UNICEF’s Immunization gap- warning a red flag
Need for tech based, real time monitoring of Immunization data
-Dr. Nadeera Nilupamali, Director, ImmunifyMe
The current COVID-19 outbreak has shifted our focus on one thing, how to prevent ourselves
from the disease, but we are ignoring the fact that there are many other infectious diseases
waiting to seize the right opportunity to come back.
Many countries are under lockdown for almost 2- 3 months and as a result of that primary health care services are disrupted. Interruption of immunization services poses a major risk for secondary outbreaks of vaccine preventable diseases (VPD).
This spotlight on vaccines highlights the seriousness of routine immunization systems and calls to question the preparedness of health systems around the world.
This is not the first pandemic we are facing, many countries or regions have faced pandemics and they have battled against them and have their fair share of experience and learnings gathered till date. Organizations such as Gavi (global vaccine alliance), WHO and UNICEF etc. have many lessons learned from previous pandemics and these learnings will help to strengthen health systems and routine immunization. How we can adapt, approaches to maintain routine immunization, during the COVID-19 pandemic and identify the necessary commitments from country partners to achieve equitable access to vaccines against both known and novel pathogens will help us to overcome the coming threats.
According to a study done by Dr Timothy Roberton and colleagues on “Early estimates of the indirect effects of the COVID-19 pandemic on maternal and child mortality in low-income and middle-income countries” they have predicted that an additional 1.2 million under-five children will die in just six months, due to current decrease in routine health service coverage levels, and an increase in child wasting. They also predict coverage reductions of 9·8–18·5% and wasting increase of 10% will results in 2.5 million additional child deaths and 12 200 additional maternal deaths over the next six months. Looking at these numbers it’s very clear we need to take prompt action in every country and leverage the collective expertise of partners and the technologies currently available.
How technology can help to overcome the burden?
-It is very important to have a robust, large-scale and innovation-based global response to sustain and increase the current immunization, as hard fought gains on vaccine coverage are at risk. Not a single country in the world can face two outbreaks at the same time while the healthcare system is under attack by COVID-19.
Technology driven solutions that can provide accurate and verifiable data on immunization, as well as aggregating data that can easily inter-operate with other existing systems will help to identify the problem areas.
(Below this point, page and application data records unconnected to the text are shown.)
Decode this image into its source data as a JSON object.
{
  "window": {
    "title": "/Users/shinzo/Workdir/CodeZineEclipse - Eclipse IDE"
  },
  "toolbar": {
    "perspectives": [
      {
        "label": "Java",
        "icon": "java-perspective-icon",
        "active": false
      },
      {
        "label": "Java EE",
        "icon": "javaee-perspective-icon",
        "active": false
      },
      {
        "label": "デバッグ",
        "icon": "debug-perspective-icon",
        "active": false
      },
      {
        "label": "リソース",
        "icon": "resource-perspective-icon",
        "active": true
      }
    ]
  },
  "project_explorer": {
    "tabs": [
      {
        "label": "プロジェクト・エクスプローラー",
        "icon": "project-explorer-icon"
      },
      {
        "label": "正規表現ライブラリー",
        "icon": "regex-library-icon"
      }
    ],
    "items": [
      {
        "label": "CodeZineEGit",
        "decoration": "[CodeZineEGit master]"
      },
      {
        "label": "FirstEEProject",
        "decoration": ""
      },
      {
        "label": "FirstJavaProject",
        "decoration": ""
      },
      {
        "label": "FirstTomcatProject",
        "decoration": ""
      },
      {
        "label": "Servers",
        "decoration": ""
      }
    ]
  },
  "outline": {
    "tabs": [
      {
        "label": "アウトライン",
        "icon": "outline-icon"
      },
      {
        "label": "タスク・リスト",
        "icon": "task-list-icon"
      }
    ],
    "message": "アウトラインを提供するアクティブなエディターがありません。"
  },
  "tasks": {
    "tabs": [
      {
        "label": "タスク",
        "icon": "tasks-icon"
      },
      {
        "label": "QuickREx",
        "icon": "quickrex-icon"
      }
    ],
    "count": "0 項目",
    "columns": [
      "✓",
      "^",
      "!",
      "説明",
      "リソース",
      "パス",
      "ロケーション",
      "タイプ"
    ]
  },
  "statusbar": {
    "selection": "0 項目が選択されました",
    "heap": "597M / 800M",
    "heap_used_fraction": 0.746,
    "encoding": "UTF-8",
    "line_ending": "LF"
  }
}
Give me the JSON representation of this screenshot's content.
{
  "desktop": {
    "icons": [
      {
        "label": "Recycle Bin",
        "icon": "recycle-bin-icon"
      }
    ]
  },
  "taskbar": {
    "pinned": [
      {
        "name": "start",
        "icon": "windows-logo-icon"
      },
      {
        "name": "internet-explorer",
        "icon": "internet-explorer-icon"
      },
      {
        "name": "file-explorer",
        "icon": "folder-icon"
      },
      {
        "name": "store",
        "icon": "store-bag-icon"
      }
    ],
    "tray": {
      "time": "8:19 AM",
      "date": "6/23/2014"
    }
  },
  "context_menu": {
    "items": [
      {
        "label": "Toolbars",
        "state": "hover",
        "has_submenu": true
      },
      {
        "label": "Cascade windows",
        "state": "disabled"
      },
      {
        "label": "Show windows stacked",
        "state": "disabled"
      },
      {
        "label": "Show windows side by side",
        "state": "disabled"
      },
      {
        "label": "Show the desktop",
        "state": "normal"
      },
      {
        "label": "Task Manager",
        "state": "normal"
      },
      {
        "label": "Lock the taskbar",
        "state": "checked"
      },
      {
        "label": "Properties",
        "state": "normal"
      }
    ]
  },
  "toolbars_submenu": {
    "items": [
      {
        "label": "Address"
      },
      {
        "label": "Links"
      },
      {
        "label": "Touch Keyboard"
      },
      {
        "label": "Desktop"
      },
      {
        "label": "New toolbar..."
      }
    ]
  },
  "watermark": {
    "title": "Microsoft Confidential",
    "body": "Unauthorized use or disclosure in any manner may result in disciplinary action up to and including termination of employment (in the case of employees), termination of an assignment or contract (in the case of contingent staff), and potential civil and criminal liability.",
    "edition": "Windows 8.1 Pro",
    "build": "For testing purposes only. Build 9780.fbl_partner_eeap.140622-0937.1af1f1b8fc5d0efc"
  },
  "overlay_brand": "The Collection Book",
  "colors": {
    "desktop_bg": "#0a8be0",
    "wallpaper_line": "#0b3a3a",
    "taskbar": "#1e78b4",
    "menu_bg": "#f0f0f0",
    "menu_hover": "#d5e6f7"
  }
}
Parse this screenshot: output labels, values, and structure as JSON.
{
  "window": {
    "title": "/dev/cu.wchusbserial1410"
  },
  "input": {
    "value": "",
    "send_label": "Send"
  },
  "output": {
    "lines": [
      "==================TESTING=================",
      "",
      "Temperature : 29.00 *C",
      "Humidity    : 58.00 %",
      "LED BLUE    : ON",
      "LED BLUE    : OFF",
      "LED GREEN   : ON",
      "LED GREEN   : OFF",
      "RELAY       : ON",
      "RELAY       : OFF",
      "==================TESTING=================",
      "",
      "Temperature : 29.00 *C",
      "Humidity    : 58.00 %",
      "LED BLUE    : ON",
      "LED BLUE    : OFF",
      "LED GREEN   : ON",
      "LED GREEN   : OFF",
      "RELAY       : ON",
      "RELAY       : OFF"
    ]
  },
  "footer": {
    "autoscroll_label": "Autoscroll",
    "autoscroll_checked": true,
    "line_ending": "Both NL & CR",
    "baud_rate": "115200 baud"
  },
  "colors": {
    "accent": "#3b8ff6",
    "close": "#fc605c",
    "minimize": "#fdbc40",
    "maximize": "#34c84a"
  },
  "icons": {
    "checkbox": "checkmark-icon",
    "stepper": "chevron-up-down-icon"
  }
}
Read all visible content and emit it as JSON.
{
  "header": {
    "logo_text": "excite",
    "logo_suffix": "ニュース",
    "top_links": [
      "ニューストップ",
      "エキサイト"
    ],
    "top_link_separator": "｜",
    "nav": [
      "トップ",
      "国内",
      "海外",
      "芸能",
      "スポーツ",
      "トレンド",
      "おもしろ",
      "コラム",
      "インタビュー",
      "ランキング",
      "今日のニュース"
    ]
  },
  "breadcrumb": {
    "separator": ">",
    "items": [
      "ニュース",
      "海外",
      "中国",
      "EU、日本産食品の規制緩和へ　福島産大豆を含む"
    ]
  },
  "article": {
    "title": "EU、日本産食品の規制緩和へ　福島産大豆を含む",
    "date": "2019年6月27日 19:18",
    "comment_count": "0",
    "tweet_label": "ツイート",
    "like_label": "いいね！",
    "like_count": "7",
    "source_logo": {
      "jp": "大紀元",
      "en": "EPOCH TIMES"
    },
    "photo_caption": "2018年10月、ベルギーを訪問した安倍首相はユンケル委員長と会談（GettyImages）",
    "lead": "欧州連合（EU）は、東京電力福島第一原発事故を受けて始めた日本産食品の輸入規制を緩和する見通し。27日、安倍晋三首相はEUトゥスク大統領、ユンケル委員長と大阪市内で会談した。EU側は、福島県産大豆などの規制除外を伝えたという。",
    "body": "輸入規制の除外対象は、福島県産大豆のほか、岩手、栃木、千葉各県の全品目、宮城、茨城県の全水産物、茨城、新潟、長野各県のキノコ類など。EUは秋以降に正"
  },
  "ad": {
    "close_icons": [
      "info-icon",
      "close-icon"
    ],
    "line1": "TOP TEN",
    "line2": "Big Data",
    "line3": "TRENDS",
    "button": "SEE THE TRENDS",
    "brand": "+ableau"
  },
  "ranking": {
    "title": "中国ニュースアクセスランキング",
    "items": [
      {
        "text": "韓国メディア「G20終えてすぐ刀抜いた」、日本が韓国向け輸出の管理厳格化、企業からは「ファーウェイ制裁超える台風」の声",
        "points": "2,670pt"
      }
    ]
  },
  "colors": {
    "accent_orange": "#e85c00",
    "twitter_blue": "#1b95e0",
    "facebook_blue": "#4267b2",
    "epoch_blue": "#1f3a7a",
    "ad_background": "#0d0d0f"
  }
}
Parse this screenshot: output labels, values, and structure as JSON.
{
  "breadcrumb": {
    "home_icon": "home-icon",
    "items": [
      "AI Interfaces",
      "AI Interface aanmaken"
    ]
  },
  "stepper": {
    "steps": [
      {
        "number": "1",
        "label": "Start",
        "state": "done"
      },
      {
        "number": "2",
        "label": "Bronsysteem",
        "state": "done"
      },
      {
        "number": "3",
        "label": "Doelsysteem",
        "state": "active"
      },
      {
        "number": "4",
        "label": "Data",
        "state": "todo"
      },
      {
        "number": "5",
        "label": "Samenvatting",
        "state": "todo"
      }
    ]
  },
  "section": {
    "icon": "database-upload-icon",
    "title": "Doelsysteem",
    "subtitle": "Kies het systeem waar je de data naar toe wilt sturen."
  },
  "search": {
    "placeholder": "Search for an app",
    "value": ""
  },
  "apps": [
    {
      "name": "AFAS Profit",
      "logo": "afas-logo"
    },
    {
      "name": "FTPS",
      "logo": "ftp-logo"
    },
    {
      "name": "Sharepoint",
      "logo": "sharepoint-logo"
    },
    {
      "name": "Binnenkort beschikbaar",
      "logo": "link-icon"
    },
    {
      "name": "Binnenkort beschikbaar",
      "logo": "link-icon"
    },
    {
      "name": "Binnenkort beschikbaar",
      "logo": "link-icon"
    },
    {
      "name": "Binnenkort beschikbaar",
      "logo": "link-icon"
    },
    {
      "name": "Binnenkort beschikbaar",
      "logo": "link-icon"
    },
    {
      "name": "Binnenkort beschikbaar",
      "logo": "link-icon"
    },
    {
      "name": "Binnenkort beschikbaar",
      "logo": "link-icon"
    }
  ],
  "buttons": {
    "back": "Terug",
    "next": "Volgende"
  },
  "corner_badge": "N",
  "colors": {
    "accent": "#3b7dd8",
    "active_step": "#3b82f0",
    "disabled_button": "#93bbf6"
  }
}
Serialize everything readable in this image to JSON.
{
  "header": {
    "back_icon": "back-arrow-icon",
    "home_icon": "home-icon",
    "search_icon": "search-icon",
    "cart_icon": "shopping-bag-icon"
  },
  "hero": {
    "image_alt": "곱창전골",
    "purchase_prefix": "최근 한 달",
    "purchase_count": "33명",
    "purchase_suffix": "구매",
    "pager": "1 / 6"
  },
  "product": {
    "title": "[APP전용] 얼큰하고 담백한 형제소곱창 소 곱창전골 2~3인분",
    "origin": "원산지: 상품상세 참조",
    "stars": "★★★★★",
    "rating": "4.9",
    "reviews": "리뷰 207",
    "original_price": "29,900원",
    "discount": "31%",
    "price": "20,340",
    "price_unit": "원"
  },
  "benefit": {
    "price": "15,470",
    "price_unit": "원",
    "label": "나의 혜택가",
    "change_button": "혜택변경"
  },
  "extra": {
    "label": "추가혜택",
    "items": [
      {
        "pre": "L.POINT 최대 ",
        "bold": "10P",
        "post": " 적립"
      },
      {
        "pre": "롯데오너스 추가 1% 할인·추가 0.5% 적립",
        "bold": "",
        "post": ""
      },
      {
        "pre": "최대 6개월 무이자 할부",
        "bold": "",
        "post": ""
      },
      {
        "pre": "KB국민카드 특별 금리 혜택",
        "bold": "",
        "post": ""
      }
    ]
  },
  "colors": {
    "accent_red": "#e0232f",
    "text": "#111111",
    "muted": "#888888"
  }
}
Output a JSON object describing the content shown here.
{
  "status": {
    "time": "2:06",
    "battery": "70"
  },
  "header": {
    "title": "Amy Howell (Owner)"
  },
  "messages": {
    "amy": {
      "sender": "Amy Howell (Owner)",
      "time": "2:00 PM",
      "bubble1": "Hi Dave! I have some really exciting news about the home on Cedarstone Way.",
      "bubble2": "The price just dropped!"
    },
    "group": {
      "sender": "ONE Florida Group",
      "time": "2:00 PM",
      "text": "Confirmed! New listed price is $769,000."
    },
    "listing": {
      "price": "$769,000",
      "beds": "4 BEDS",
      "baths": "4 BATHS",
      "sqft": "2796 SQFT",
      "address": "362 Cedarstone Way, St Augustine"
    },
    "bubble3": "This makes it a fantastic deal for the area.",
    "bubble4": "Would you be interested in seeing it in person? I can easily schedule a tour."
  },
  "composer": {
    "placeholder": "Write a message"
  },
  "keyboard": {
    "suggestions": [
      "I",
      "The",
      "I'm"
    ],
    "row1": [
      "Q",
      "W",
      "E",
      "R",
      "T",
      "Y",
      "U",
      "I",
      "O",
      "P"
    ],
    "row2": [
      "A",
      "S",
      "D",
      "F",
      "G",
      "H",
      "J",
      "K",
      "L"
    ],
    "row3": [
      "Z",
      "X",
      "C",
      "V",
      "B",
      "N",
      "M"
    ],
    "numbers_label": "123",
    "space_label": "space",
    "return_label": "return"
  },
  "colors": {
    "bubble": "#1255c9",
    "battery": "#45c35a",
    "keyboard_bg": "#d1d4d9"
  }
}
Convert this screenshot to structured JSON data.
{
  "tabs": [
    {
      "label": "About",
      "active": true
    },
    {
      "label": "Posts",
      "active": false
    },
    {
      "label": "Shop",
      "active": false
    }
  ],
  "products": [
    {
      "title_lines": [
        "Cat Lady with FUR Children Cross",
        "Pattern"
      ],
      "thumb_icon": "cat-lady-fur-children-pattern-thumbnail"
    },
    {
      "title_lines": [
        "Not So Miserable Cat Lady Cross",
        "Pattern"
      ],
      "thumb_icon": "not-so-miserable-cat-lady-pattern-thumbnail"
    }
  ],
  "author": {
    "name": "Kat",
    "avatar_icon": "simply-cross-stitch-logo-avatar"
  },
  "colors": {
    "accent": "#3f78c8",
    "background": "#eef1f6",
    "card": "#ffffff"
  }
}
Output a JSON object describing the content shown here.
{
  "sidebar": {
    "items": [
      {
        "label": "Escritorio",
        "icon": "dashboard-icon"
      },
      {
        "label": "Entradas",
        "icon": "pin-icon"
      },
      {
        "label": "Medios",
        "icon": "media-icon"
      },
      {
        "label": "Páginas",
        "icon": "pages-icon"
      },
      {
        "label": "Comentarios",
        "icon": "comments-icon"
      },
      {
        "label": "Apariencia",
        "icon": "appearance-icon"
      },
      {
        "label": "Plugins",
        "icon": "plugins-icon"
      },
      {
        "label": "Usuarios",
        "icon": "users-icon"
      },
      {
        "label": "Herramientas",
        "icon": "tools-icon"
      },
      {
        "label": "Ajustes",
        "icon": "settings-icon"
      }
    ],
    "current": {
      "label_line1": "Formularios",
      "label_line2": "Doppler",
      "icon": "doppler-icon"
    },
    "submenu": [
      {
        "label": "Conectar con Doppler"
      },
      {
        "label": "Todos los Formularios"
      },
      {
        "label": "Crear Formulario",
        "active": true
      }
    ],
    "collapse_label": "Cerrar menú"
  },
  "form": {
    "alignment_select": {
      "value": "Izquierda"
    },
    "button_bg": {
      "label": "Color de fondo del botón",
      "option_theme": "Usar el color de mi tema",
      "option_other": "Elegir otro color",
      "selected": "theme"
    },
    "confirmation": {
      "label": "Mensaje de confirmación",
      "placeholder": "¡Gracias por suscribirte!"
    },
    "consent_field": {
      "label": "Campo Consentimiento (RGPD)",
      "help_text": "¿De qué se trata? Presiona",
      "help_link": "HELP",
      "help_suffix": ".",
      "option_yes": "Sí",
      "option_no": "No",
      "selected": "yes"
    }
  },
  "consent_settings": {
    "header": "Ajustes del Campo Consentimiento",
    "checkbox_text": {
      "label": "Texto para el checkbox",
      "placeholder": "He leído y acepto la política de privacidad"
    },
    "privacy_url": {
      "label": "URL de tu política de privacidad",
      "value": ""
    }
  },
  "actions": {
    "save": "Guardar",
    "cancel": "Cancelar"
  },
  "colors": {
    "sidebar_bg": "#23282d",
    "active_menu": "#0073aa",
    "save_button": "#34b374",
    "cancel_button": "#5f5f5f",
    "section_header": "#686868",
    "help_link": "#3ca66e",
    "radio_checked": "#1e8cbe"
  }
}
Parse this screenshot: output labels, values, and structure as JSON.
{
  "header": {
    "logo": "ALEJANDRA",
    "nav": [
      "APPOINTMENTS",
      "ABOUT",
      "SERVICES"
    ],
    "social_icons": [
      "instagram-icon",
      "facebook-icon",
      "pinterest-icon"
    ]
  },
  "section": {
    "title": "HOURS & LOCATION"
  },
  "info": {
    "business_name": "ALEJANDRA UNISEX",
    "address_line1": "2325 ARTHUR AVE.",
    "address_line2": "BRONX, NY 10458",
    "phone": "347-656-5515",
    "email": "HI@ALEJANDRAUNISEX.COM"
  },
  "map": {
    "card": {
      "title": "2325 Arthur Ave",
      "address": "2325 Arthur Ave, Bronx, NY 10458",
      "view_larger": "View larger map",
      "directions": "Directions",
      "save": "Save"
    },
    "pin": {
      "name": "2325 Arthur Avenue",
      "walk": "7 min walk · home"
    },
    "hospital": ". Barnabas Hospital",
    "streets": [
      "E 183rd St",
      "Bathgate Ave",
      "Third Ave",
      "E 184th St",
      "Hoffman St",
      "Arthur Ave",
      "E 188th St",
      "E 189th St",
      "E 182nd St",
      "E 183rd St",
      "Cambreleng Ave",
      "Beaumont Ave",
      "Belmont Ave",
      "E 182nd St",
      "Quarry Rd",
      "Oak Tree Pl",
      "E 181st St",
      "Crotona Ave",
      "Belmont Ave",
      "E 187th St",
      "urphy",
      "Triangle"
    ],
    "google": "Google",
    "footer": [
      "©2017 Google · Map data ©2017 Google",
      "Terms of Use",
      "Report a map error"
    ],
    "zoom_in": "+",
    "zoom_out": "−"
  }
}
This will help organisations to independently identify beneficiaries, take timely interventions in this outbreak situation.
Introduction of cutting edge technologies and reaching more children with life-saving vaccines is the need of the hour. For example, some countries are trying to implement digital innovations such as introducing digital vaccination record keeping, which is going to track the children real time, efficient vaccine cold chain monitoring from production to the clinics to make sure the efficacy of the vaccines and also delivering vaccines to the unreachable areas using drones.
Moreover, improving vaccination monitoring and surveillance systems to ensure up-to-date data is critical to close the existing immunization gap as well as fighting post COVID-19 vaccine fallouts. Streamlining the analytics of vaccination monitoring, record keeping and outreach will help to save many lives. It is also the time for the policy makers to overlook the existing policies and take timely actions to bridge the immunization gap and make provisions to improve and accommodate newer technologies and utilize them for the benefit of every child in the country.
Making sure every child is immunized in order to avoid the fallouts from disruption to the
routine immunization program is a must, if not it is going to be catastrophic in the long run. Let’s take proactive measures to maintain routine immunization services as much as possible, and prepare to scale-up in the immediate post-COVID period to make sure no child is left unattended.